*What needs to be done:*
The records must be repeated exactly and in their entirety.

*Dataset items:*
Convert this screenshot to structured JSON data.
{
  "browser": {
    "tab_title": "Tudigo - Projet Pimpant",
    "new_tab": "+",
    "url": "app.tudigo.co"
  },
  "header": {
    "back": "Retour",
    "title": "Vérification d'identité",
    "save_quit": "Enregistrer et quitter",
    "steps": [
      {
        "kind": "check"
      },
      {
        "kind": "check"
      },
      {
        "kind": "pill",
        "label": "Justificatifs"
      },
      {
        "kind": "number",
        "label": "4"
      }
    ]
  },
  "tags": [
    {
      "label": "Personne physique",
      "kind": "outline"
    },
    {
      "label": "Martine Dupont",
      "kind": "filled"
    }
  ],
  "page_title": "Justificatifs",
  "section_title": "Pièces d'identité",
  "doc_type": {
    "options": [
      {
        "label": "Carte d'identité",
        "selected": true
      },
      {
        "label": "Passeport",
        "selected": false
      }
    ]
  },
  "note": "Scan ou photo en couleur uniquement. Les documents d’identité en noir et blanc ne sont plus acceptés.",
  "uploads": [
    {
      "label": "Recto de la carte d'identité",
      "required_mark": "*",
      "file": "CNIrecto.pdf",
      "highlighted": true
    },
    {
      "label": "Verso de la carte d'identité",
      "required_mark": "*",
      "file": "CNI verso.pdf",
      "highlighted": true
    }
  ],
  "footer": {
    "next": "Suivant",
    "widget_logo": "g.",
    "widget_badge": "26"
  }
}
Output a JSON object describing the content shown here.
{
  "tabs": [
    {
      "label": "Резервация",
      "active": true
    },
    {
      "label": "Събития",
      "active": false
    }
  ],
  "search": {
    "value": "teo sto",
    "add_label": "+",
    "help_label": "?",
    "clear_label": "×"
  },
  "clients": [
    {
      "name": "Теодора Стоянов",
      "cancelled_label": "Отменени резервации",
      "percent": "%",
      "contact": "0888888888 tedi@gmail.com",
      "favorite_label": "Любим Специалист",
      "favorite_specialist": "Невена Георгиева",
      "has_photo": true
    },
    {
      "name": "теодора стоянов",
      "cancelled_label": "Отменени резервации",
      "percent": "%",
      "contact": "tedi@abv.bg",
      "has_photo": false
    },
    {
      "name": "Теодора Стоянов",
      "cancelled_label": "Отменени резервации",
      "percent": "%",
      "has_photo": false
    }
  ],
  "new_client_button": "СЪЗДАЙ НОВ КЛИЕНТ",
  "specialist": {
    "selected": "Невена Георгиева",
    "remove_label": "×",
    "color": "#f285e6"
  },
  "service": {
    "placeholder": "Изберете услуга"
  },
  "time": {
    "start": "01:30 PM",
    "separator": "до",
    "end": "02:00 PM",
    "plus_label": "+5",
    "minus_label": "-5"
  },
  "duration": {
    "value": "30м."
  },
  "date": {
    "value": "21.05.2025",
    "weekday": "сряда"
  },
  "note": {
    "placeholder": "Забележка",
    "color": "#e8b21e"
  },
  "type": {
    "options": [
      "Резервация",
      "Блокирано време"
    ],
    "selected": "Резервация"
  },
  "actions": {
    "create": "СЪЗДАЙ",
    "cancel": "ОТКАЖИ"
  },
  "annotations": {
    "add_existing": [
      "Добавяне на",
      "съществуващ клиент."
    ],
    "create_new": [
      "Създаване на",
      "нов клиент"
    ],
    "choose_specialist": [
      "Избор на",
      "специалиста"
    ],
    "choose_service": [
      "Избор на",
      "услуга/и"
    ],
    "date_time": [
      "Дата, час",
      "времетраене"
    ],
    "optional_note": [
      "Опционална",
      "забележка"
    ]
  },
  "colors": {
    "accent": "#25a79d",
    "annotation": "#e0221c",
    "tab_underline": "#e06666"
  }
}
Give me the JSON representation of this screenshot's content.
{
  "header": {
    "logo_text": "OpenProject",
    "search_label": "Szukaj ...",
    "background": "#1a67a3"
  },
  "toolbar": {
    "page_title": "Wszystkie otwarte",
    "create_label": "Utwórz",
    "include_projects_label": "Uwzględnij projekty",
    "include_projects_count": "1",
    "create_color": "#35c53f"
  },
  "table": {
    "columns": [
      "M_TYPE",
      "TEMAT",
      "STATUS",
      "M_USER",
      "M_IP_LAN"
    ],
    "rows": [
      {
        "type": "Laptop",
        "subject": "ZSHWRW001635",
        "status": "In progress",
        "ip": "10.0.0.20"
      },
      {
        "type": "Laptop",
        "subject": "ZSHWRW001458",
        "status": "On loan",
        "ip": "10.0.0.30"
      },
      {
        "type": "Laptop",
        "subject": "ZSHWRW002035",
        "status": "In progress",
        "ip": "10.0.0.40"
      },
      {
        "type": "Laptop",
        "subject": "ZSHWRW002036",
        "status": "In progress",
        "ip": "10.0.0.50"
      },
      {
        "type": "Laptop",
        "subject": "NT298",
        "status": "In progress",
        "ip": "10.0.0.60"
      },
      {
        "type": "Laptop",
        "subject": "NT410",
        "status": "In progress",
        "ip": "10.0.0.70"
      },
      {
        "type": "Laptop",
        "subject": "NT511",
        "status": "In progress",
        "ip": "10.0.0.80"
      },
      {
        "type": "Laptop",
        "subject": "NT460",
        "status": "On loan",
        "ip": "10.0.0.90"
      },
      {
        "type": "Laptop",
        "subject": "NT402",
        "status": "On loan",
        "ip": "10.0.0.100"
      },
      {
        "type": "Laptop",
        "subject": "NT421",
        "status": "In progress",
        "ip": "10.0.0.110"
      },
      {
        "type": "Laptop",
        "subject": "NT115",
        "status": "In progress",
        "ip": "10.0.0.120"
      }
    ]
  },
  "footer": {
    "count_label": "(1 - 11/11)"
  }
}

*Result of this exercise:*
Convert this screenshot to structured JSON data.
{
  "browser": {
    "tab_title": "Tudigo - Projet Pimpant",
    "new_tab": "+",
    "url": "app.tudigo.co"
  },
  "header": {
    "back": "Retour",
    "title": "Vérification d'identité",
    "save_quit": "Enregistrer et quitter",
    "steps": [
      {
        "kind": "check"
      },
      {
        "kind": "check"
      },
      {
        "kind": "pill",
        "label": "Justificatifs"
      },
      {
        "kind": "number",
        "label": "4"
      }
    ]
  },
  "tags": [
    {
      "label": "Personne physique",
      "kind": "outline"
    },
    {
      "label": "Martine Dupont",
      "kind": "filled"
    }
  ],
  "page_title": "Justificatifs",
  "section_title": "Pièces d'identité",
  "doc_type": {
    "options": [
      {
        "label": "Carte d'identité",
        "selected": true
      },
      {
        "label": "Passeport",
        "selected": false
      }
    ]
  },
  "note": "Scan ou photo en couleur uniquement. Les documents d’identité en noir et blanc ne sont plus acceptés.",
  "uploads": [
    {
      "label": "Recto de la carte d'identité",
      "required_mark": "*",
      "file": "CNIrecto.pdf",
      "highlighted": true
    },
    {
      "label": "Verso de la carte d'identité",
      "required_mark": "*",
      "file": "CNI verso.pdf",
      "highlighted": true
    }
  ],
  "footer": {
    "next": "Suivant",
    "widget_logo": "g.",
    "widget_badge": "26"
  }
}
Output a JSON object describing the content shown here.
{
  "tabs": [
    {
      "label": "Резервация",
      "active": true
    },
    {
      "label": "Събития",
      "active": false
    }
  ],
  "search": {
    "value": "teo sto",
    "add_label": "+",
    "help_label": "?",
    "clear_label": "×"
  },
  "clients": [
    {
      "name": "Теодора Стоянов",
      "cancelled_label": "Отменени резервации",
      "percent": "%",
      "contact": "0888888888 tedi@gmail.com",
      "favorite_label": "Любим Специалист",
      "favorite_specialist": "Невена Георгиева",
      "has_photo": true
    },
    {
      "name": "теодора стоянов",
      "cancelled_label": "Отменени резервации",
      "percent": "%",
      "contact": "tedi@abv.bg",
      "has_photo": false
    },
    {
      "name": "Теодора Стоянов",
      "cancelled_label": "Отменени резервации",
      "percent": "%",
      "has_photo": false
    }
  ],
  "new_client_button": "СЪЗДАЙ НОВ КЛИЕНТ",
  "specialist": {
    "selected": "Невена Георгиева",
    "remove_label": "×",
    "color": "#f285e6"
  },
  "service": {
    "placeholder": "Изберете услуга"
  },
  "time": {
    "start": "01:30 PM",
    "separator": "до",
    "end": "02:00 PM",
    "plus_label": "+5",
    "minus_label": "-5"
  },
  "duration": {
    "value": "30м."
  },
  "date": {
    "value": "21.05.2025",
    "weekday": "сряда"
  },
  "note": {
    "placeholder": "Забележка",
    "color": "#e8b21e"
  },
  "type": {
    "options": [
      "Резервация",
      "Блокирано време"
    ],
    "selected": "Резервация"
  },
  "actions": {
    "create": "СЪЗДАЙ",
    "cancel": "ОТКАЖИ"
  },
  "annotations": {
    "add_existing": [
      "Добавяне на",
      "съществуващ клиент."
    ],
    "create_new": [
      "Създаване на",
      "нов клиент"
    ],
    "choose_specialist": [
      "Избор на",
      "специалиста"
    ],
    "choose_service": [
      "Избор на",
      "услуга/и"
    ],
    "date_time": [
      "Дата, час",
      "времетраене"
    ],
    "optional_note": [
      "Опционална",
      "забележка"
    ]
  },
  "colors": {
    "accent": "#25a79d",
    "annotation": "#e0221c",
    "tab_underline": "#e06666"
  }
}
Give me the JSON representation of this screenshot's content.
{
  "header": {
    "logo_text": "OpenProject",
    "search_label": "Szukaj ...",
    "background": "#1a67a3"
  },
  "toolbar": {
    "page_title": "Wszystkie otwarte",
    "create_label": "Utwórz",
    "include_projects_label": "Uwzględnij projekty",
    "include_projects_count": "1",
    "create_color": "#35c53f"
  },
  "table": {
    "columns": [
      "M_TYPE",
      "TEMAT",
      "STATUS",
      "M_USER",
      "M_IP_LAN"
    ],
    "rows": [
      {
        "type": "Laptop",
        "subject": "ZSHWRW001635",
        "status": "In progress",
        "ip": "10.0.0.20"
      },
      {
        "type": "Laptop",
        "subject": "ZSHWRW001458",
        "status": "On loan",
        "ip": "10.0.0.30"
      },
      {
        "type": "Laptop",
        "subject": "ZSHWRW002035",
        "status": "In progress",
        "ip": "10.0.0.40"
      },
      {
        "type": "Laptop",
        "subject": "ZSHWRW002036",
        "status": "In progress",
        "ip": "10.0.0.50"
      },
      {
        "type": "Laptop",
        "subject": "NT298",
        "status": "In progress",
        "ip": "10.0.0.60"
      },
      {
        "type": "Laptop",
        "subject": "NT410",
        "status": "In progress",
        "ip": "10.0.0.70"
      },
      {
        "type": "Laptop",
        "subject": "NT511",
        "status": "In progress",
        "ip": "10.0.0.80"
      },
      {
        "type": "Laptop",
        "subject": "NT460",
        "status": "On loan",
        "ip": "10.0.0.90"
      },
      {
        "type": "Laptop",
        "subject": "NT402",
        "status": "On loan",
        "ip": "10.0.0.100"
      },
      {
        "type": "Laptop",
        "subject": "NT421",
        "status": "In progress",
        "ip": "10.0.0.110"
      },
      {
        "type": "Laptop",
        "subject": "NT115",
        "status": "In progress",
        "ip": "10.0.0.120"
      }
    ]
  },
  "footer": {
    "count_label": "(1 - 11/11)"
  }
}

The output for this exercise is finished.